More Happiness, More Suicide?

April 27, 2011
Dinah Miller, MD

Why is it that the happiest places also have the highest suicide rates?

The following was originally posted to the HCPLive network blog Shrink Rap.

On Tara Parker-Pope's NY Times Well Blog, she tells us that places where people are the happiest, for example Denmark & Sweden, also have the highest suicide rates. This is perplexing.

And apparently, the various United States are also ranked. New Jersey, where I grew up, is the 47th happiest state-- surprising given Full Serve gasoline, good pizza, and beaches. You were looking for something more out of life? Also it has the 47th suicide rate, so the miserable apparently tough it out.

Ms. Parker-Pope writes:

After analyzing the data, the researchers found a relationship between overall happiness and risk of suicide. In general, states with high levels of life satisfaction had higher suicide rates, according to the report, which has been accepted for publication in The Journal of Economic Behavior and Organization.

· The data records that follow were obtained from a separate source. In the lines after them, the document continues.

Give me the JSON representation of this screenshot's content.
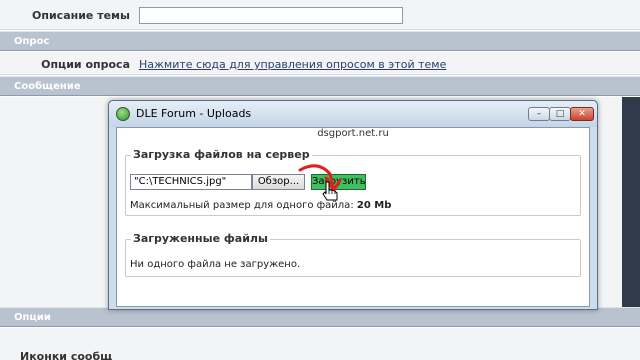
{
  "background": {
    "title_label": "Описание темы",
    "poll_section": "Опрос",
    "poll_label": "Опции опроса",
    "poll_link": "Нажмите сюда для управления опросом в этой теме",
    "message_section": "Сообщение",
    "options_section": "Опции",
    "bottom_label": "Иконки сообщ"
  },
  "window": {
    "title": "DLE Forum - Uploads",
    "site": "dsgport.net.ru",
    "upload_legend": "Загрузка файлов на сервер",
    "file_value": "\"C:\\TECHNICS.jpg\"",
    "browse_label": "Обзор...",
    "upload_label": "Загрузить",
    "max_size_text": "Максимальный размер для одного файла:",
    "max_size_value": "20 Mb",
    "uploaded_legend": "Загруженные файлы",
    "no_files_text": "Ни одного файла не загружено."
  },
  "colors": {
    "section_header": "#b9c3cf",
    "upload_button": "#3fbf5f",
    "annotation_red": "#e0201a"
  },
  "icons": {
    "window_icon": "globe-icon",
    "minimize": "minimize-icon",
    "maximize": "maximize-icon",
    "close": "close-icon",
    "cursor": "hand-cursor-icon"
  }
}
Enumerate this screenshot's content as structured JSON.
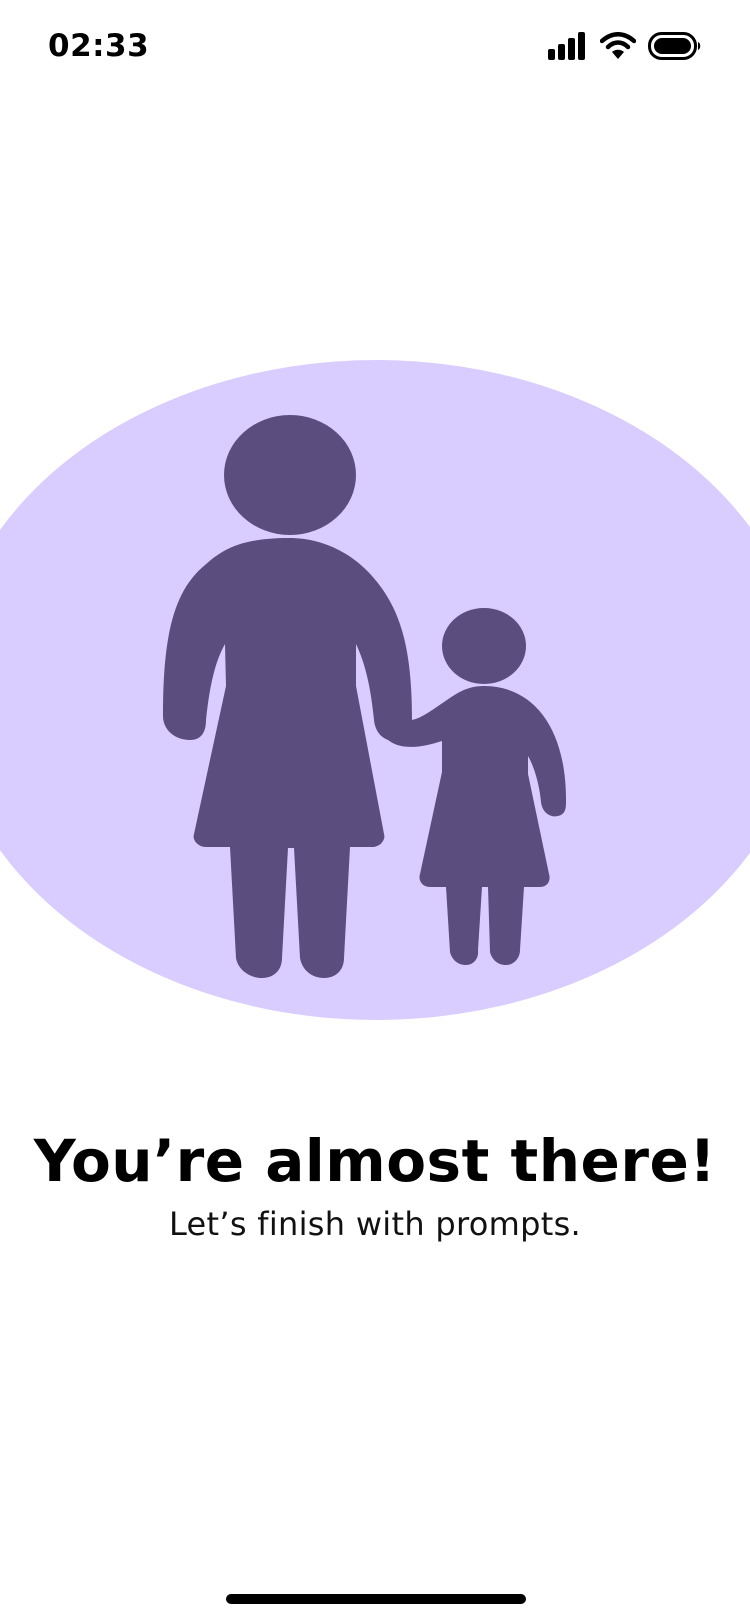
{
  "status_bar": {
    "time": "02:33",
    "icons": [
      "signal-bars-icon",
      "wifi-icon",
      "battery-icon"
    ]
  },
  "illustration": {
    "icon": "parent-and-child-icon",
    "background_color": "#d9ccff",
    "figure_color": "#5b4e7e"
  },
  "content": {
    "headline": "You’re almost there!",
    "subhead": "Let’s finish with prompts."
  }
}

“Perhaps for those at the bottom end, in a way their situation may seem worse in relative terms, when compared with people who are close to them or their neighbors,’’ said Stephen Wu, associate professor of economics at Hamilton College. “For someone who is quite unhappy, the relative comparison may lead to more unhappiness and depression.”Dr. Wu noted that other studies have found that people react differently to low income or unemployment depending on how common it is in their community. “If a lot more other people around them are unemployed, it doesn’t seem so devastating,’’ he said.

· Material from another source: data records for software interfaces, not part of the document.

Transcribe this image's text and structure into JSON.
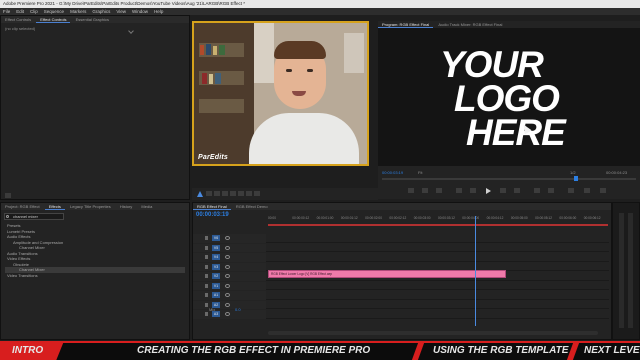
{
  "app": {
    "title": "Adobe Premiere Pro 2021 - G:\\My Drive\\ParEdits\\ParEdits Product\\Demos\\YouTube Videos\\Aug '21\\LARGB\\RGB Effect *"
  },
  "menu": [
    "File",
    "Edit",
    "Clip",
    "Sequence",
    "Markers",
    "Graphics",
    "View",
    "Window",
    "Help"
  ],
  "top_left_panel": {
    "tabs": [
      "Effect Controls",
      "Effect Controls",
      "Essential Graphics"
    ],
    "message": "(no clip selected)"
  },
  "webcam": {
    "watermark": "ParEdits"
  },
  "program_monitor": {
    "tabs": [
      "Program: RGB Effect Final",
      "Audio Track Mixer: RGB Effect Final"
    ],
    "logo_lines": [
      "YOUR",
      "LOGO",
      "HERE"
    ],
    "timecode_left": "00:00:03:19",
    "fit": "Fit",
    "resolution": "1/2",
    "timecode_right": "00:00:04:23"
  },
  "project_panel": {
    "tabs": [
      "Project: RGB Effect",
      "Effects",
      "Legacy Title Properties",
      "History",
      "Media"
    ],
    "search_value": "channel mixer",
    "tree": [
      "Presets",
      "Lumetri Presets",
      "Audio Effects",
      "Amplitude and Compression",
      "Channel Mixer",
      "Audio Transitions",
      "Video Effects",
      "Obsolete",
      "Channel Mixer",
      "Video Transitions"
    ]
  },
  "timeline": {
    "tabs": [
      "RGB Effect Final",
      "RGB Effect Demo"
    ],
    "timecode": "00:00:03:19",
    "ruler": [
      "00:00",
      "00:00:00:12",
      "00:00:01:00",
      "00:00:01:12",
      "00:00:02:00",
      "00:00:02:12",
      "00:00:03:00",
      "00:00:03:12",
      "00:00:04:00",
      "00:00:04:12",
      "00:00:05:00",
      "00:00:05:12",
      "00:00:06:00",
      "00:00:06:12"
    ],
    "video_tracks": [
      "V6",
      "V5",
      "V4",
      "V3",
      "V2",
      "V1"
    ],
    "audio_tracks": [
      "A1",
      "A2",
      "A3"
    ],
    "mix_label": "Mix",
    "mix_value": "0.0",
    "clip_label": "RGB Effect Lower Logo [V] RGB Effect.aep",
    "playhead_fraction": 0.61
  },
  "banner": {
    "segments": [
      "INTRO",
      "CREATING THE RGB EFFECT IN PREMIERE PRO",
      "USING THE RGB TEMPLATE",
      "NEXT LEVEL"
    ]
  },
  "colors": {
    "accent": "#d81e1e",
    "clip": "#f07aaa",
    "webcam_border": "#d6a21c",
    "timecode": "#2c7fe3"
  }
}
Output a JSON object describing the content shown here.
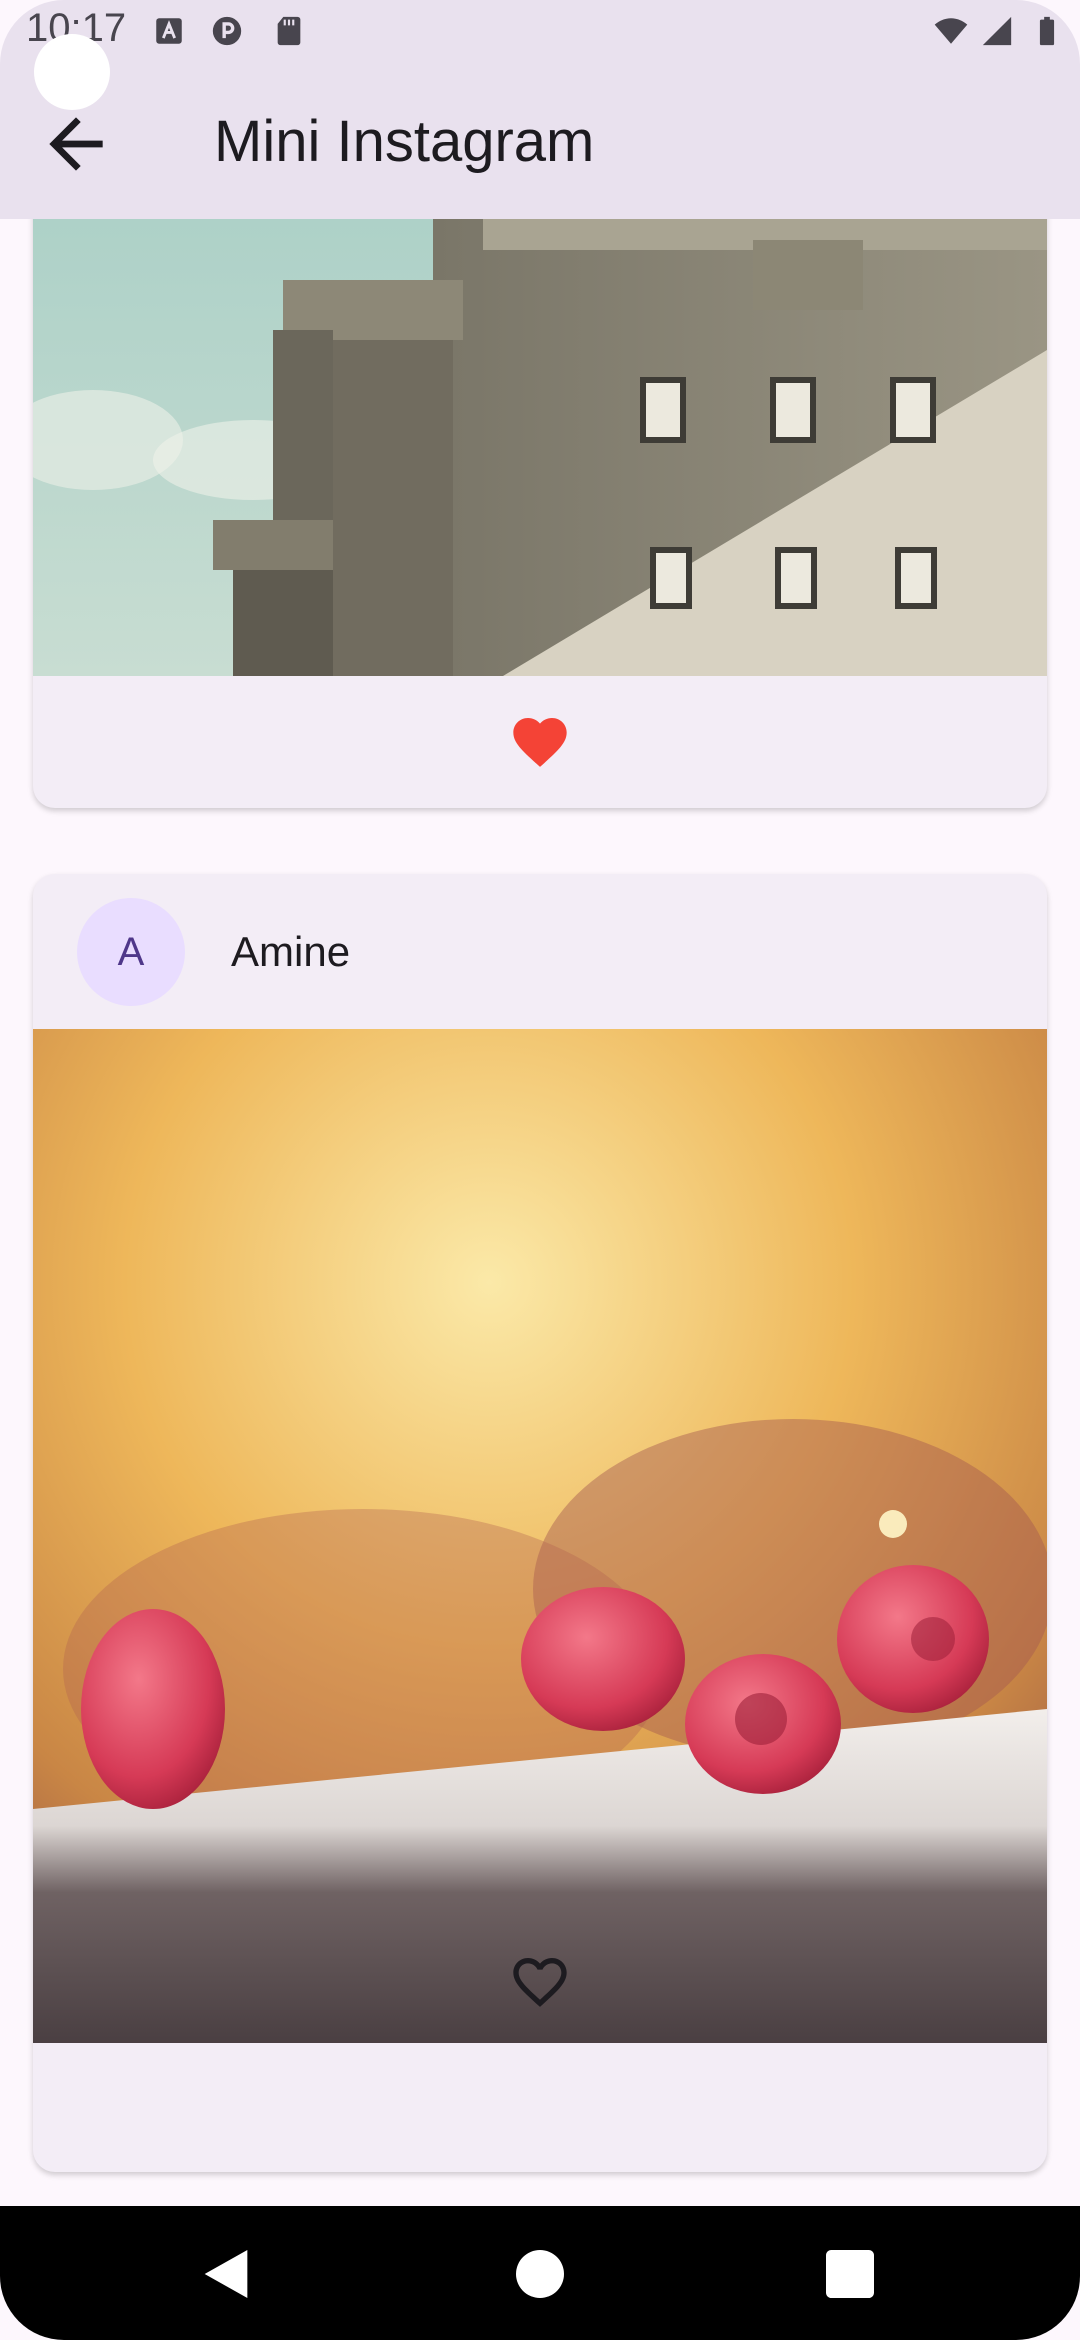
{
  "status_bar": {
    "time": "10:17",
    "left_icons": [
      "keyboard-a-icon",
      "p-badge-icon",
      "sd-card-icon"
    ],
    "right_icons": [
      "wifi-icon",
      "cell-signal-icon",
      "battery-icon"
    ]
  },
  "app_bar": {
    "title": "Mini Instagram",
    "back_icon": "arrow-back-icon"
  },
  "feed": {
    "posts": [
      {
        "photo": "concrete-building-photo",
        "liked": true,
        "like_icon": "heart-filled-icon",
        "like_color": "#f44336"
      },
      {
        "avatar_initial": "A",
        "username": "Amine",
        "photo": "raspberries-photo",
        "liked": false,
        "like_icon": "heart-outline-icon"
      }
    ]
  },
  "nav_bar": {
    "buttons": [
      "back-triangle-icon",
      "home-circle-icon",
      "recents-square-icon"
    ]
  },
  "colors": {
    "app_bar_bg": "#e9e1ee",
    "page_bg": "#fdf7fd",
    "card_bg": "#f3edf6",
    "avatar_bg": "#e9ddff",
    "avatar_fg": "#4f378a"
  }
}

I'm not sure one idea leads to another. Could there be another factor here? How do suicide rates correlate with the availability of mental health professionals, for example? Or with the price of chocolate in a give region? And how happy is my state?